Q COSTA RICA – The materials being spewed out by the Turrialba volcano are chemically similar to those of the previous eruptive cycle, dating back to 1864.
In 1863, Danish naturalist Anders Sandow Oersted reported cracks where smoke and vapor emanated from the colossus, while traveler Karl Hoffman described a column of smoke rising high and visible from the Irazu volcano.
And Alexander von Frantzius, also a naturalist, said he saw “flames shooting out of the volcano” and his colleague, Henri Pittier, reported that the ash ejected by the Turrialba reached San Jose, Greece and Atenas.
Does it sound familiar?
As the volcano today behaves in a similar way it did a hundred fifty years ago, during the 1864-1866 eruptive period, volcanologists see two possible scenarios: two more years of ash and gas or an eruption that could reach 7,000 metres (4 miles high) high.
Experts at the Observatorio Vulcanológico y Sismológico de Costa Rica (Ovsicori-UNA) say that of the little that they know of the 1864 activity and given that small amounts of magma what is expected is volcanic eruption. “What we have seen so far are small, strombolian eruptions that do not reach 6,000 metres in height,” said volcanic seismologist, Javier Pacheco.
In agreement with Pacheco, is Raúl Mora, a volcanologist working on the Preventc program at the University of Costa Rica (UCR).
“After the eruption, it is likely the Turrialba will return to rest.
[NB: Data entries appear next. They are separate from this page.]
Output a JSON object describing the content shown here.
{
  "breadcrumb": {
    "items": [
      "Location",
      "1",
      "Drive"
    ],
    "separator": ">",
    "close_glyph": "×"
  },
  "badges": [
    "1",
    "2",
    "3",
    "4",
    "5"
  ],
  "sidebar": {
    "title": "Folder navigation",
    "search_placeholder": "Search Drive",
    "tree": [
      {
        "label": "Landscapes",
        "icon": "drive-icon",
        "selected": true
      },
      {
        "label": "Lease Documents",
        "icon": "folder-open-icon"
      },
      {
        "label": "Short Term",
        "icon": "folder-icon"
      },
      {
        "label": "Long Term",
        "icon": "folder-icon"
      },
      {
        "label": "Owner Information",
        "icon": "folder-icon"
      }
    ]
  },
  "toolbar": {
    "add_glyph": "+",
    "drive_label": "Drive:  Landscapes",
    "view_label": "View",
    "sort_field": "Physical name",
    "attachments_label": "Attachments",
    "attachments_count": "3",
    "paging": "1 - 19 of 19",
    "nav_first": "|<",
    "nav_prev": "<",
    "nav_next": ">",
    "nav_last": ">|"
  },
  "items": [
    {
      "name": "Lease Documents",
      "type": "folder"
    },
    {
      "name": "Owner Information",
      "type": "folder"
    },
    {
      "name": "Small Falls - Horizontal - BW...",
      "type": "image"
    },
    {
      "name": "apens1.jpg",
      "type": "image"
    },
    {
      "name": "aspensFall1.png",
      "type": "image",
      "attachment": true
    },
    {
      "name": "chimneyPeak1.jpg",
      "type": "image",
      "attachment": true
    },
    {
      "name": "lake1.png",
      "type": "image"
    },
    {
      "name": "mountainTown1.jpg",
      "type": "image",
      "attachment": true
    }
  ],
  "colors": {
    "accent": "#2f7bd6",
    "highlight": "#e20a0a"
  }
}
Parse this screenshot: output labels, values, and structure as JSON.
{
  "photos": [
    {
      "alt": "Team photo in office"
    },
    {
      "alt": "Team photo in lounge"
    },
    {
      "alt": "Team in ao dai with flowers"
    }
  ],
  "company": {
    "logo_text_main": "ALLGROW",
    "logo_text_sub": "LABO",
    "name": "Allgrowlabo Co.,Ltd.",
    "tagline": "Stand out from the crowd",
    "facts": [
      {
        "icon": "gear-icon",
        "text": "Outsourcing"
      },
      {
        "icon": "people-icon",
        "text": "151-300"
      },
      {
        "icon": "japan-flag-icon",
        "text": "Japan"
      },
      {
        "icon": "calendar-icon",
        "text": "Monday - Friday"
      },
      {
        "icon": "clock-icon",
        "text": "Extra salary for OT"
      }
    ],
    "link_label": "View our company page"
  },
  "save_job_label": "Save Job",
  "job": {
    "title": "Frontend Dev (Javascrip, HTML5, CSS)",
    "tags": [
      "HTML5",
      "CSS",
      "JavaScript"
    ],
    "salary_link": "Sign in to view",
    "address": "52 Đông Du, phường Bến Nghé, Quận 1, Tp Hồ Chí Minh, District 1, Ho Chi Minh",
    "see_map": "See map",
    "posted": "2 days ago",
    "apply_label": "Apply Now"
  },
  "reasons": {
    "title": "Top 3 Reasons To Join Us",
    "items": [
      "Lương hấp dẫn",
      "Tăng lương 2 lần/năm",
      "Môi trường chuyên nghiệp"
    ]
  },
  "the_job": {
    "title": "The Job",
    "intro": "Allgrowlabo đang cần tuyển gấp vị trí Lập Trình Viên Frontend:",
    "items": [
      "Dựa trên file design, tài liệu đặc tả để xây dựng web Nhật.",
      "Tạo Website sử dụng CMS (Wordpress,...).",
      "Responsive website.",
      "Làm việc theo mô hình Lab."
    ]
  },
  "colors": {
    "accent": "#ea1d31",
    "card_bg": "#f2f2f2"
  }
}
I hope so,” Mora said.
Both experts say the other possibility is that the volcano keeps doing for the next two or three years what it has been doing, and then become dormant without a major eruption.
“It’s a nuisance for everyone (because of the amount of ash), but it’s not a catastrophe,” said Geoffroy Avard, who is a researcher and analyzes volcanic materials (ash and rocks) at the Ovsicori Petrology Laboratory. “From the information provided by the materials expelled by the volcano, it seems that the Turrialba prefers to remain quiet”.
Avard is working with two hypotheses: it may be the same material that failed to emerge 150 years ago, or new magma is have the same evolution as in 1864-1866.
The ashfall in 1864-1866 affected some 40 cantons of Cartago, San Jose, Heredia, Alajuela, Limon and Puntarenas.
According to the experts, the Turrialba has the capacity to generate sub-Plinian eruptions that could rise as high as 20 kilometres.
“It has been a very active and dangerous volcano, its magma generates a lot of gas and that produces its explosiveness,” said Pacheco.
Source: La Nacion